A team may consist of three to five students at an institution of higher education. All members of the team must be on a course leading to a first degree. Note that team members do not necessarily have to be on a computer science degree course – the only restriction is that they are students. Each team should have a faculty mentor who can help the students by providing them with facilities they may need, or by providing lab space etc. More importantly, the mentor should help bring the team together and give them the encouragement they need. However, the mentor is not a member of the team and must not carry out any of the work.

The Simulator

Many universities employ a simulator to teach computer architecture to their students. Typically, this simulator allows a student to write machine-level (assembly language) code and to execute it line-by-line while observing the execution of the code by monitoring the contents of registers and memory locations. Probably the most famous simulator is the SPIM simulator that simulates the MIPS32 architecture.

Contestants are asked to devise their own processor. Credit will be awarded for their construction of the instruction set and the tradeoff between complexity and elegance. This aspect gives contestants an opportunity to ‘play’ with a computer architecture and to demonstrate originality. You are being asked to construct an instruction set (a so-called instruction set architecture, ISA) – you are not being asked to design the hardware or internal logic of a computer.

In order to simplify the project, students are not required to consider interrupt handling, floating-point operations, or pipelining/superscalar mechanisms. That is, your hypothetical architecture does not have to include floating-point instructions and it does not have to implement hardware interrupts.

Students are required to create an integrated environment in which their simulator runs. Credit will be given ingenuity (e.g., the use of color for instructions – or even clever typography, the display of internal data in registers and memory, and so on).

The Report

The final report must consist of no more than 40 pages (1½ line spacing) set out as follows:

•    Introduction
•    Design of the architecture
•    Design of the Simulator
•    Use of software engineering in creating the product
•    Testing the product
•    Reflective overview of the project
•    Appendices

The Final Report

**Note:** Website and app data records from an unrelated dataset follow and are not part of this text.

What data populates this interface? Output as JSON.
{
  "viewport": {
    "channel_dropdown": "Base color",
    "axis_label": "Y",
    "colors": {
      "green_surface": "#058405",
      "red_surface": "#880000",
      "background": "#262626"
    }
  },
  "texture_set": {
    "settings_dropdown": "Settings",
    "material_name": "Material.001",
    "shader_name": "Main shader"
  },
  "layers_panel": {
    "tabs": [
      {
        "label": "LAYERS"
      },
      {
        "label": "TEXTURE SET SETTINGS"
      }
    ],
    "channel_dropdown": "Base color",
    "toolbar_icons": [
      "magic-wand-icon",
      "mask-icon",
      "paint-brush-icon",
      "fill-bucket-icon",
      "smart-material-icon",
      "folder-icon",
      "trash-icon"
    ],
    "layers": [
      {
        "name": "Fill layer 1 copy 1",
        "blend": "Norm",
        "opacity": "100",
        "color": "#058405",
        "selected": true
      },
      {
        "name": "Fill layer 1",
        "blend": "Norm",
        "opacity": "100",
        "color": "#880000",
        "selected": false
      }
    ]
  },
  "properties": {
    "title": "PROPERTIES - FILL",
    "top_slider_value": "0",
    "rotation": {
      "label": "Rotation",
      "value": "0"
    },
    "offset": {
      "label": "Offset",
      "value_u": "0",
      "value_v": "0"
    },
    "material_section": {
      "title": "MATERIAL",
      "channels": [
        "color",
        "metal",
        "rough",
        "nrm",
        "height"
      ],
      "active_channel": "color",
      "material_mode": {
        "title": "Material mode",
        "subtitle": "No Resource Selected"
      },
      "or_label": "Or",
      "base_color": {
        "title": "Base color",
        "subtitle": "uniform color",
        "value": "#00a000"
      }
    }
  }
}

The top ten teams who go through to second-round of judging may submit an updated final report if they wish to take account of progress they have made, and of improvements and advances that have taken place since their first submission.

Intellectual Property Rights

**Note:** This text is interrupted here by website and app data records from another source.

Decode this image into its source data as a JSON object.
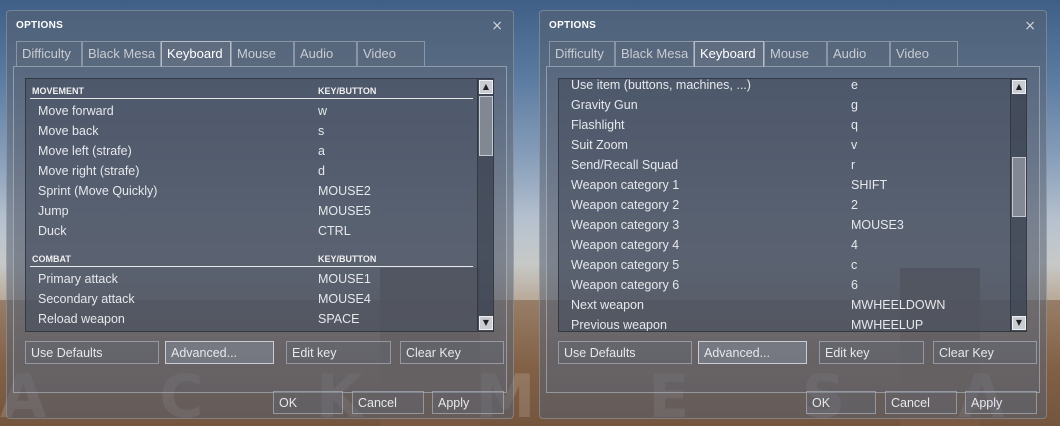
{
  "watermark": "A C K M E S A C K M E S A",
  "dialogs": [
    {
      "title": "OPTIONS",
      "close": "×",
      "tabs": [
        "Difficulty",
        "Black Mesa",
        "Keyboard",
        "Mouse",
        "Audio",
        "Video"
      ],
      "active_tab": "Keyboard",
      "sections": [
        {
          "header": "MOVEMENT",
          "key_header": "KEY/BUTTON",
          "rows": [
            {
              "action": "Move forward",
              "key": "w"
            },
            {
              "action": "Move back",
              "key": "s"
            },
            {
              "action": "Move left (strafe)",
              "key": "a"
            },
            {
              "action": "Move right (strafe)",
              "key": "d"
            },
            {
              "action": "Sprint (Move Quickly)",
              "key": "MOUSE2"
            },
            {
              "action": "Jump",
              "key": "MOUSE5"
            },
            {
              "action": "Duck",
              "key": "CTRL"
            }
          ]
        },
        {
          "header": "COMBAT",
          "key_header": "KEY/BUTTON",
          "rows": [
            {
              "action": "Primary attack",
              "key": "MOUSE1"
            },
            {
              "action": "Secondary attack",
              "key": "MOUSE4"
            },
            {
              "action": "Reload weapon",
              "key": "SPACE"
            }
          ]
        }
      ],
      "buttons": [
        "Use Defaults",
        "Advanced...",
        "Edit key",
        "Clear Key"
      ],
      "footer": [
        "OK",
        "Cancel",
        "Apply"
      ]
    },
    {
      "title": "OPTIONS",
      "close": "×",
      "tabs": [
        "Difficulty",
        "Black Mesa",
        "Keyboard",
        "Mouse",
        "Audio",
        "Video"
      ],
      "active_tab": "Keyboard",
      "rows": [
        {
          "action": "Use item (buttons, machines, ...)",
          "key": "e"
        },
        {
          "action": "Gravity Gun",
          "key": "g"
        },
        {
          "action": "Flashlight",
          "key": "q"
        },
        {
          "action": "Suit Zoom",
          "key": "v"
        },
        {
          "action": "Send/Recall Squad",
          "key": "r"
        },
        {
          "action": "Weapon category 1",
          "key": "SHIFT"
        },
        {
          "action": "Weapon category 2",
          "key": "2"
        },
        {
          "action": "Weapon category 3",
          "key": "MOUSE3"
        },
        {
          "action": "Weapon category 4",
          "key": "4"
        },
        {
          "action": "Weapon category 5",
          "key": "c"
        },
        {
          "action": "Weapon category 6",
          "key": "6"
        },
        {
          "action": "Next weapon",
          "key": "MWHEELDOWN"
        },
        {
          "action": "Previous weapon",
          "key": "MWHEELUP"
        }
      ],
      "buttons": [
        "Use Defaults",
        "Advanced...",
        "Edit key",
        "Clear Key"
      ],
      "footer": [
        "OK",
        "Cancel",
        "Apply"
      ]
    }
  ]
}
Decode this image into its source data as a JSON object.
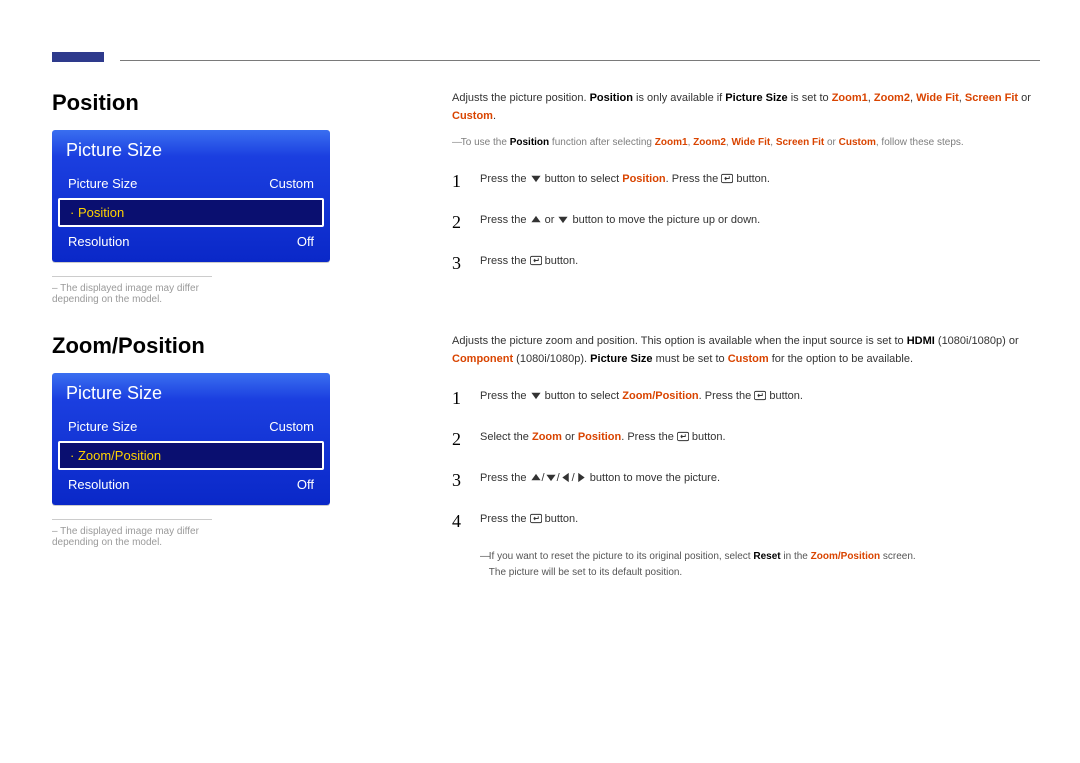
{
  "section1": {
    "heading": "Position",
    "menu": {
      "title": "Picture Size",
      "rows": [
        {
          "label": "Picture Size",
          "value": "Custom",
          "sel": false,
          "bullet": false
        },
        {
          "label": "Position",
          "value": "",
          "sel": true,
          "bullet": true
        },
        {
          "label": "Resolution",
          "value": "Off",
          "sel": false,
          "bullet": false
        }
      ]
    },
    "caption": "The displayed image may differ depending on the model.",
    "desc": {
      "d1_a": "Adjusts the picture position. ",
      "d1_b": "Position",
      "d1_c": " is only available if ",
      "d1_d": "Picture Size",
      "d1_e": " is set to ",
      "d1_f_items": [
        "Zoom1",
        "Zoom2",
        "Wide Fit",
        "Screen Fit",
        "Custom"
      ],
      "d1_g": "."
    },
    "note": {
      "a": "To use the ",
      "b": "Position",
      "c": " function after selecting ",
      "items": [
        "Zoom1",
        "Zoom2",
        "Wide Fit",
        "Screen Fit"
      ],
      "d": " or ",
      "e": "Custom",
      "f": ", follow these steps."
    },
    "steps": [
      {
        "a": "Press the ",
        "icon": "down",
        "b": " button to select ",
        "c": "Position",
        "d": ". Press the ",
        "icon2": "enter",
        "e": " button."
      },
      {
        "a": "Press the ",
        "icon": "up",
        "b": " or ",
        "icon2": "down",
        "c": " button to move the picture up or down."
      },
      {
        "a": "Press the ",
        "icon": "enter",
        "b": " button."
      }
    ]
  },
  "section2": {
    "heading": "Zoom/Position",
    "menu": {
      "title": "Picture Size",
      "rows": [
        {
          "label": "Picture Size",
          "value": "Custom",
          "sel": false,
          "bullet": false
        },
        {
          "label": "Zoom/Position",
          "value": "",
          "sel": true,
          "bullet": true
        },
        {
          "label": "Resolution",
          "value": "Off",
          "sel": false,
          "bullet": false
        }
      ]
    },
    "caption": "The displayed image may differ depending on the model.",
    "desc": {
      "a": "Adjusts the picture zoom and position. This option is available when the input source is set to ",
      "b": "HDMI",
      "c": " (1080i/1080p) or ",
      "d": "Component",
      "e": " (1080i/1080p). ",
      "f": "Picture Size",
      "g": " must be set to ",
      "h": "Custom",
      "i": " for the option to be available."
    },
    "steps": [
      {
        "a": "Press the ",
        "icon": "down",
        "b": " button to select ",
        "c": "Zoom/Position",
        "d": ". Press the ",
        "icon2": "enter",
        "e": " button."
      },
      {
        "a": "Select the ",
        "b": "Zoom",
        "c": " or ",
        "d": "Position",
        "e": ". Press the ",
        "icon": "enter",
        "f": " button."
      },
      {
        "a": "Press the ",
        "icon": "up",
        "slash1": "/",
        "icon2": "down",
        "slash2": "/",
        "icon3": "left",
        "slash3": "/",
        "icon4": "right",
        "b": " button to move the picture."
      },
      {
        "a": "Press the ",
        "icon": "enter",
        "b": " button."
      }
    ],
    "footnote": {
      "a": "If you want to reset the picture to its original position, select ",
      "b": "Reset",
      "c": " in the ",
      "d": "Zoom/Position",
      "e": " screen.",
      "f": "The picture will be set to its default position."
    }
  }
}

The IEEE Computer Society is interested only in using this competition to promote excellence. The Computer Society reserves the right to publish the best reports on its website (together with the simulator). However, the copyright of the report and the ownership of any software developed remains with the teams.

How to Win the Competition

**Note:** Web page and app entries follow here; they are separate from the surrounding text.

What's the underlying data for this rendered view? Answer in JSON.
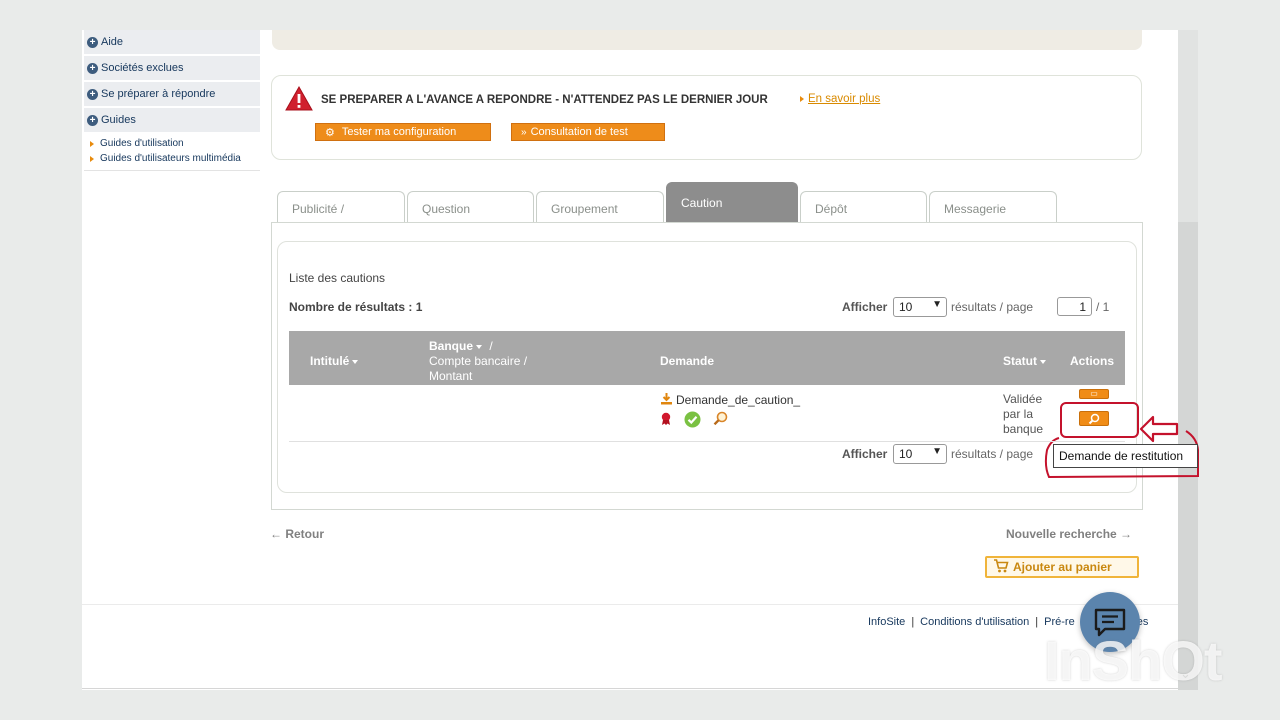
{
  "sidebar": {
    "items": [
      {
        "label": "Aide"
      },
      {
        "label": "Sociétés exclues"
      },
      {
        "label": "Se préparer à répondre"
      },
      {
        "label": "Guides"
      }
    ],
    "guides_sub": [
      {
        "label": "Guides d'utilisation"
      },
      {
        "label": "Guides d'utilisateurs multimédia"
      }
    ]
  },
  "alert": {
    "text": "SE PREPARER A L'AVANCE A REPONDRE - N'ATTENDEZ PAS LE DERNIER JOUR",
    "link": "En savoir plus",
    "buttons": {
      "test": "Tester ma configuration",
      "consult": "Consultation de test"
    }
  },
  "tabs": [
    {
      "label": "Publicité /"
    },
    {
      "label": "Question"
    },
    {
      "label": "Groupement"
    },
    {
      "label": "Caution",
      "active": true
    },
    {
      "label": "Dépôt"
    },
    {
      "label": "Messagerie"
    }
  ],
  "list": {
    "title": "Liste des cautions",
    "results": "Nombre de résultats : 1",
    "show_label": "Afficher",
    "per_page_value": "10",
    "per_page_suffix": "résultats / page",
    "page_current": "1",
    "page_total": "/ 1"
  },
  "table": {
    "headers": {
      "intitule": "Intitulé",
      "banque": "Banque",
      "banque_slash": "/",
      "compte": "Compte bancaire /",
      "montant": "Montant",
      "demande": "Demande",
      "statut": "Statut",
      "actions": "Actions"
    },
    "rows": [
      {
        "demande_file": "Demande_de_caution_",
        "statut_lines": [
          "Validée",
          "par la",
          "banque"
        ]
      }
    ]
  },
  "tooltip": "Demande de restitution",
  "nav": {
    "back": "← Retour",
    "new_search": "Nouvelle recherche →",
    "cart": "Ajouter au panier"
  },
  "footer": {
    "links": [
      "InfoSite",
      "Conditions d'utilisation",
      "Pré-re",
      "es"
    ]
  },
  "watermark": "InShOt",
  "colors": {
    "accent_orange": "#ee8c1a",
    "highlight_red": "#c4122c",
    "table_header": "#a8a8a8",
    "link_blue": "#16375c"
  },
  "icons": [
    "plus-circle-icon",
    "warning-triangle-icon",
    "config-icon",
    "double-chevron-icon",
    "download-icon",
    "ribbon-icon",
    "check-circle-icon",
    "magnifier-icon",
    "cart-icon",
    "chat-icon",
    "chevron-down-icon",
    "left-arrow-icon"
  ]
}
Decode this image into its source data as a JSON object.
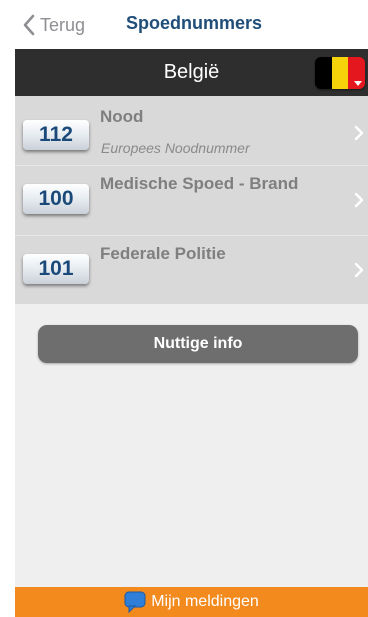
{
  "nav": {
    "back_label": "Terug",
    "title": "Spoednummers"
  },
  "country": {
    "name": "België",
    "flag_colors": [
      "#000000",
      "#f6d20a",
      "#e4171f"
    ]
  },
  "emergency_numbers": [
    {
      "number": "112",
      "title": "Nood",
      "subtitle": "Europees Noodnummer"
    },
    {
      "number": "100",
      "title": "Medische Spoed - Brand",
      "subtitle": ""
    },
    {
      "number": "101",
      "title": "Federale Politie",
      "subtitle": ""
    }
  ],
  "info_button": {
    "label": "Nuttige info"
  },
  "bottom_bar": {
    "label": "Mijn meldingen",
    "icon": "message-bubble-icon"
  },
  "colors": {
    "nav_title": "#1f4e79",
    "country_bar": "#2e2e2e",
    "bottom_bar": "#f28a1e",
    "button": "#6e6e6e"
  }
}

The judges are looking for a high-quality project – both in terms of the actual software and the written report. Quality must be demonstrated throughout the project – from the specification and design of the simulator, to its implementation and testing. Credit will be given for any user documentation or help-facilities incorporated within the simulator.

The IEEE Computer Society promotes professional standards in the design of software. Consequently, the teams most likely to be successful in this competition will be those who pay attention to good program design techniques.

Some team must win this competition – it might as well be YOUR team.